The decomposition theorem states roughly, that the pushforward of an IC complex, along a proper map decomposes into a direct sum of shifted IC complexes.

Are there special cases for the decomposition theorem, with "easy" proofs?

Are there heuristics, why the decomposition theorem should hold?


Well, it depends on what you mean by "easy". A special case, which I find very instructive, is a theorem of Deligne from the late 1960's.

Theorem. $\mathbb{R} f_*\mathbb{Q}\cong \bigoplus_i R^if_*\mathbb{Q}[-i]$, when $f:X\to Y$ is a smooth projective morphism of varieties over $\mathbb{C}$. (This holds more generally with $\mathbb{Q}_\ell$-coefficients.)

Corollary. The Leray spectral sequence degenerates.

The result was deduced from the hard Lefschetz theorem. An outline of a proof (of the corollary) can be found in Griffiths and Harris. It is tricky but essentially elementary.

A much less elementary, but more conceptual argument, uses weights. Say $Y$ is smooth and projective, then $E_2^{pq}=H^p(Y, R^qf_*\mathbb{Q})$ should be pure of weight $p+q$ (in the sense of Hodge theory or $\ell$-adic cohomology). Since $$d_2: E_2^{pq}\to E_2^{p+2,q-1}$$ maps a structure of one weight to another it must vanish. Similarly for higher differentials.

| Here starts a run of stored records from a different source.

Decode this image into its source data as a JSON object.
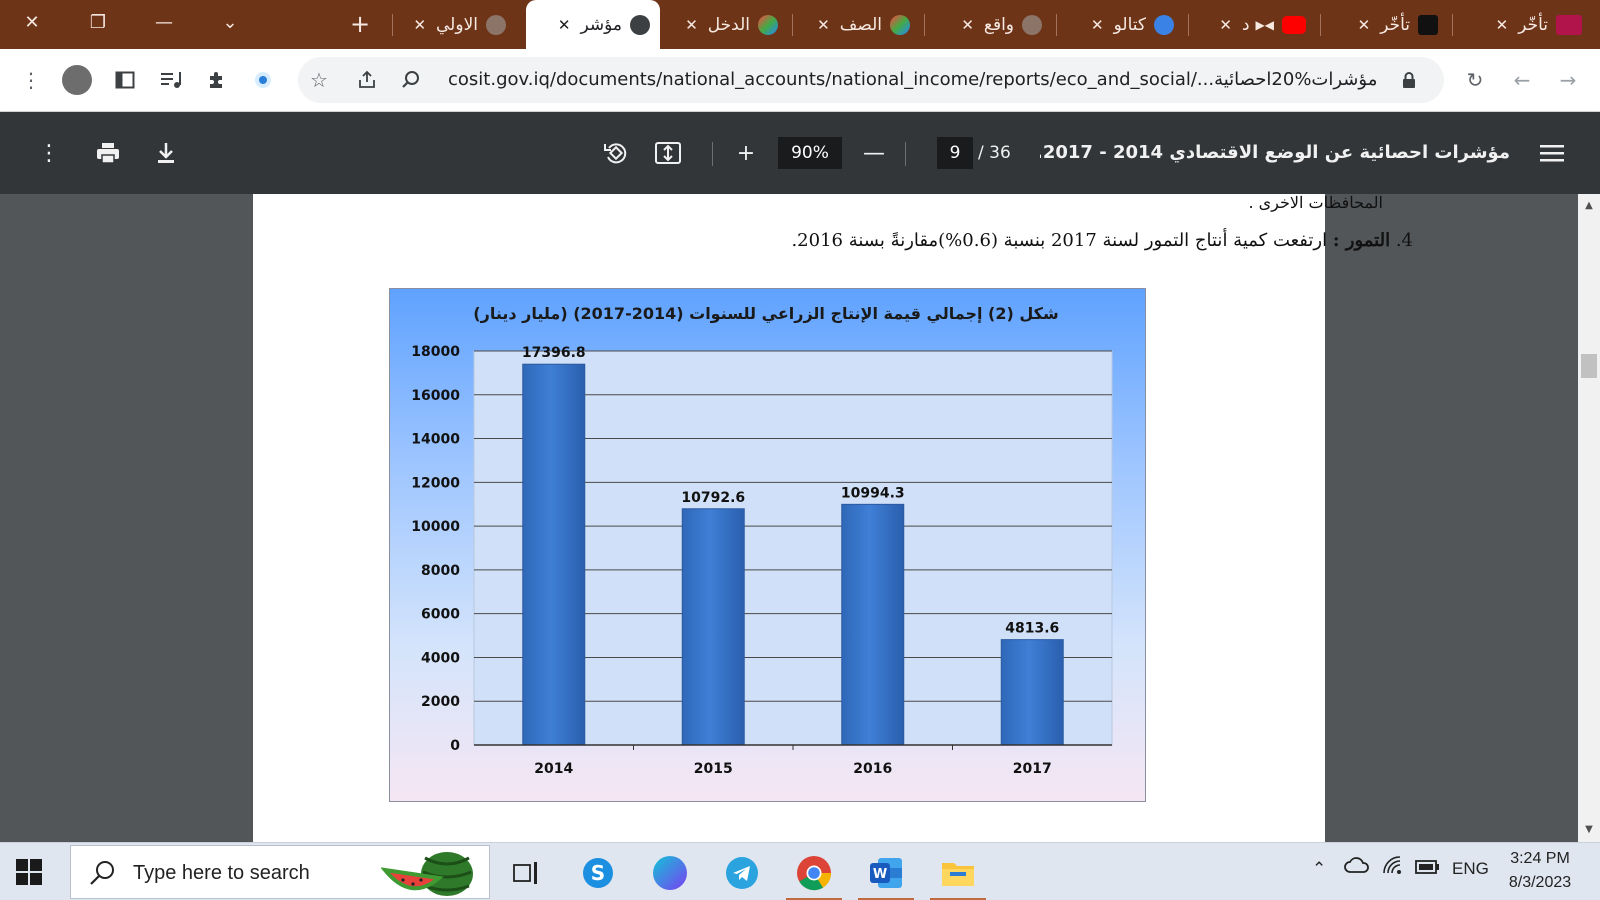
{
  "browser": {
    "tabs": [
      {
        "title": "الاولي",
        "close": "✕"
      },
      {
        "title": "مؤشر",
        "close": "✕"
      },
      {
        "title": "الدخل",
        "close": "✕"
      },
      {
        "title": "الصف",
        "close": "✕"
      },
      {
        "title": "واقع",
        "close": "✕"
      },
      {
        "title": "كتالو",
        "close": "✕"
      },
      {
        "title": "د",
        "close": "✕"
      },
      {
        "title": "تأخّر",
        "close": "✕"
      },
      {
        "title": "تأخّر",
        "close": "✕"
      }
    ],
    "url": "cosit.gov.iq/documents/national_accounts/national_income/reports/eco_and_social/...مؤشرات%20احصائية"
  },
  "pdf_toolbar": {
    "zoom": "90%",
    "page_current": "9",
    "page_total": "/ 36",
    "title": "مؤشرات احصائية عن الوضع الاقتصادي 2014 - 2017.f..."
  },
  "document": {
    "line1": "المحافظات الاخرى .",
    "item_number": "4.",
    "item_bold": "التمور :",
    "item_text": " ارتفعت كمية أنتاج التمور لسنة 2017 بنسبة (0.6%)مقارنةً بسنة 2016."
  },
  "chart_data": {
    "type": "bar",
    "title": "شكل (2) إجمالي قيمة الإنتاج الزراعي للسنوات (2014-2017) (مليار دينار)",
    "categories": [
      "2014",
      "2015",
      "2016",
      "2017"
    ],
    "values": [
      17396.8,
      10792.6,
      10994.3,
      4813.6
    ],
    "data_labels": [
      "17396.8",
      "10792.6",
      "10994.3",
      "4813.6"
    ],
    "yticks": [
      "0",
      "2000",
      "4000",
      "6000",
      "8000",
      "10000",
      "12000",
      "14000",
      "16000",
      "18000"
    ],
    "ylim": [
      0,
      18000
    ],
    "grid": true,
    "bar_color": "#3f7fd6"
  },
  "taskbar": {
    "search_placeholder": "Type here to search",
    "lang": "ENG",
    "time": "3:24 PM",
    "date": "8/3/2023"
  }
}
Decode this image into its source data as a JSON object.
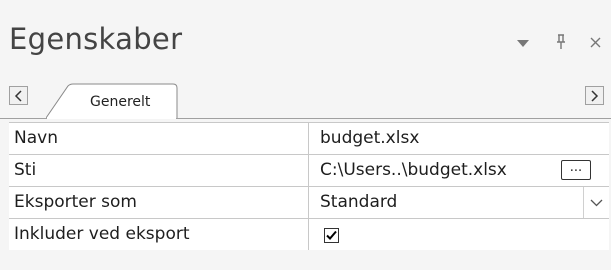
{
  "panel": {
    "title": "Egenskaber",
    "controls": {
      "dropdown_icon": "▼",
      "pin_icon": "📌",
      "close_icon": "×"
    }
  },
  "tabs": {
    "active": "Generelt"
  },
  "properties": [
    {
      "name": "Navn",
      "value": "budget.xlsx"
    },
    {
      "name": "Sti",
      "value": "C:\\Users..\\budget.xlsx",
      "browse_label": "..."
    },
    {
      "name": "Eksporter som",
      "value": "Standard"
    },
    {
      "name": "Inkluder ved eksport",
      "checked": true
    }
  ],
  "colors": {
    "background": "#f5f5f5",
    "grid_line": "#c8c8c8",
    "title_text": "#444444"
  }
}
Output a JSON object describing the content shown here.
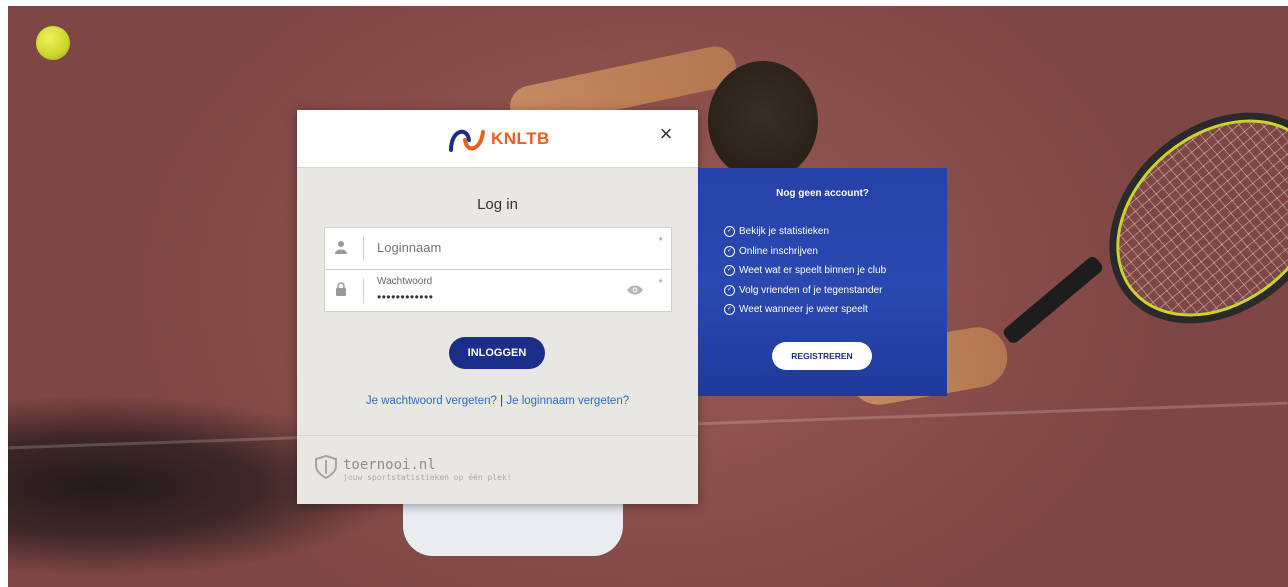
{
  "brand": {
    "name": "KNLTB",
    "color": "#e8601c"
  },
  "modal": {
    "close_label": "×",
    "title": "Log in",
    "username": {
      "placeholder": "Loginnaam",
      "required_mark": "*",
      "icon": "user-icon"
    },
    "password": {
      "label": "Wachtwoord",
      "value": "••••••••••••",
      "required_mark": "*",
      "icon": "lock-icon",
      "toggle_icon": "eye-icon"
    },
    "login_button": "INLOGGEN",
    "forgot_password": "Je wachtwoord vergeten?",
    "separator": "|",
    "forgot_username": "Je loginnaam vergeten?",
    "footer": {
      "name": "toernooi.nl",
      "tagline": "jouw sportstatistieken op één plek!",
      "icon": "shield-icon"
    }
  },
  "panel": {
    "title": "Nog geen account?",
    "items": [
      "Bekijk je statistieken",
      "Online inschrijven",
      "Weet wat er speelt binnen je club",
      "Volg vrienden of je tegenstander",
      "Weet wanneer je weer speelt"
    ],
    "register_button": "REGISTREREN",
    "color": "#2442a8"
  }
}
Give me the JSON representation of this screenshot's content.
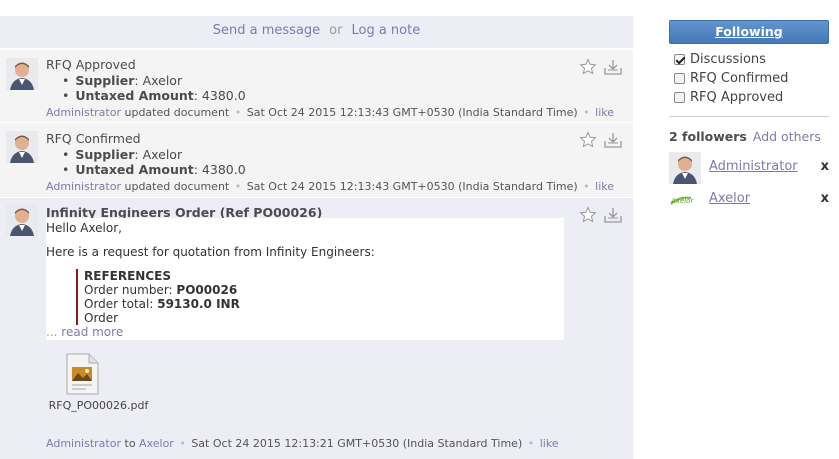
{
  "composer": {
    "send_message": "Send a message",
    "or": "or",
    "log_note": "Log a note"
  },
  "messages": [
    {
      "title": "RFQ Approved",
      "fields": [
        {
          "label": "Supplier",
          "value": "Axelor"
        },
        {
          "label": "Untaxed Amount",
          "value": "4380.0"
        }
      ],
      "author": "Administrator",
      "action": "updated document",
      "date": "Sat Oct 24 2015 12:13:43 GMT+0530 (India Standard Time)",
      "like": "like"
    },
    {
      "title": "RFQ Confirmed",
      "fields": [
        {
          "label": "Supplier",
          "value": "Axelor"
        },
        {
          "label": "Untaxed Amount",
          "value": "4380.0"
        }
      ],
      "author": "Administrator",
      "action": "updated document",
      "date": "Sat Oct 24 2015 12:13:43 GMT+0530 (India Standard Time)",
      "like": "like"
    },
    {
      "title": "Infinity Engineers Order (Ref PO00026)",
      "greeting": "Hello Axelor,",
      "intro": "Here is a request for quotation from Infinity Engineers:",
      "ref_heading": "REFERENCES",
      "order_number_label": "Order number:",
      "order_number": "PO00026",
      "order_total_label": "Order total:",
      "order_total": "59130.0 INR",
      "truncated": "Order",
      "ellipsis": "...",
      "read_more": "read more",
      "attachment": "RFQ_PO00026.pdf",
      "author": "Administrator",
      "to": "to",
      "recipient": "Axelor",
      "date": "Sat Oct 24 2015 12:13:21 GMT+0530 (India Standard Time)",
      "like": "like"
    }
  ],
  "sidebar": {
    "follow_button": "Following",
    "subtypes": [
      {
        "label": "Discussions",
        "checked": true
      },
      {
        "label": "RFQ Confirmed",
        "checked": false
      },
      {
        "label": "RFQ Approved",
        "checked": false
      }
    ],
    "followers_count": "2 followers",
    "add_others": "Add others",
    "followers": [
      {
        "name": "Administrator",
        "remove": "x"
      },
      {
        "name": "Axelor",
        "remove": "x",
        "logo_text": "Axelor"
      }
    ]
  }
}
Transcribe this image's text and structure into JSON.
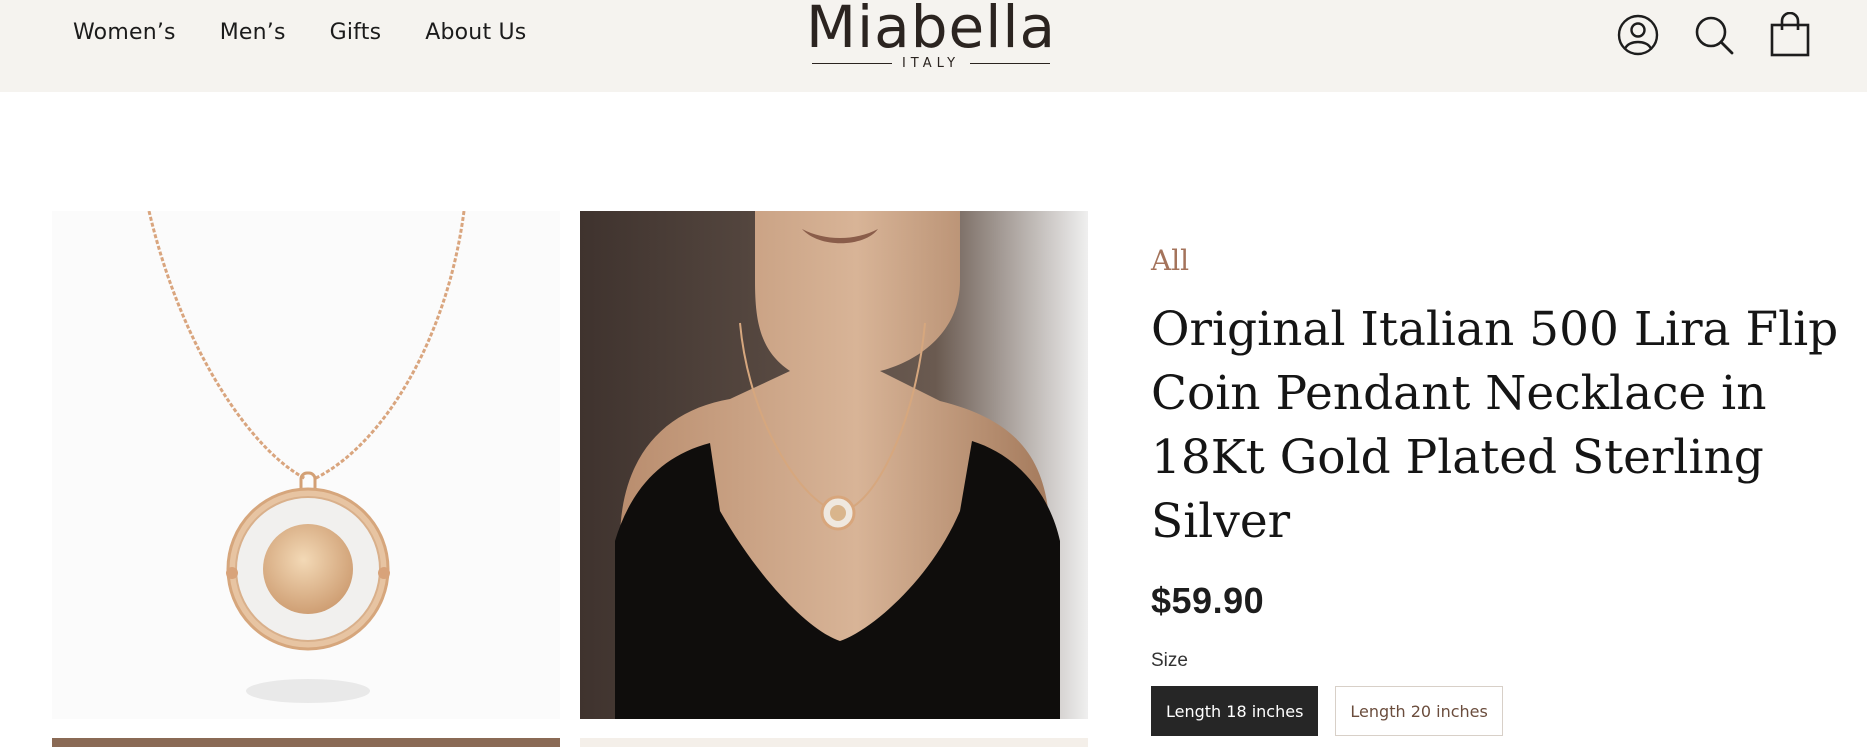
{
  "header": {
    "nav": [
      {
        "label": "Women’s"
      },
      {
        "label": "Men’s"
      },
      {
        "label": "Gifts"
      },
      {
        "label": "About Us"
      }
    ],
    "logo": {
      "wordmark": "Miabella",
      "subtitle": "ITALY"
    },
    "icons": [
      "account-icon",
      "search-icon",
      "cart-icon"
    ]
  },
  "product": {
    "breadcrumb": "All",
    "title": "Original Italian 500 Lira Flip Coin Pendant Necklace in 18Kt Gold Plated Sterling Silver",
    "price": "$59.90",
    "size_label": "Size",
    "sizes": [
      {
        "label": "Length 18 inches",
        "selected": true
      },
      {
        "label": "Length 20 inches",
        "selected": false
      }
    ]
  },
  "colors": {
    "header_bg": "#f5f3ef",
    "accent": "#a4735b",
    "selected_bg": "#262626"
  }
}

If $f$ is proper but not smooth, the decomposition theorem shows that $\mathbb{R} f_*\mathbb{Q}$ decomposes into sum of translates of intersection cohomology complexes. This follows from more sophisticated purity arguments (either in the $\ell$-adic setting as in BBD, or the Hodge theoretic setting in Saito's work). There is also a newer proof due to de Cataldo and Migliorini which seems a bit more geometric.

I have been working through some of this stuff slowly. So I may have more to say in a few months time. Rather than updating this post, it may be more efficient for the people interested to check here periodically.

| cite | improve this answer | |
  • $\begingroup$ Thanks, for the answer I will accept it. Although if you can add something more in a few months do it :) $\endgroup$ – Jan Weidner Sep 7 '10 at 6:26
  • $\begingroup$ Should one of the $p$'s in $E*{pq}2=H^p(Y,R^p f∗Q)$ be a $q$', above? $\endgroup$ – Richard Montgomery Sep 10 '10 at 3:16

Your Answer

By clicking “Post Your Answer”, you agree to our terms of service, privacy policy and cookie policy

Not the answer you're looking for? Browse other questions tagged or ask your own question.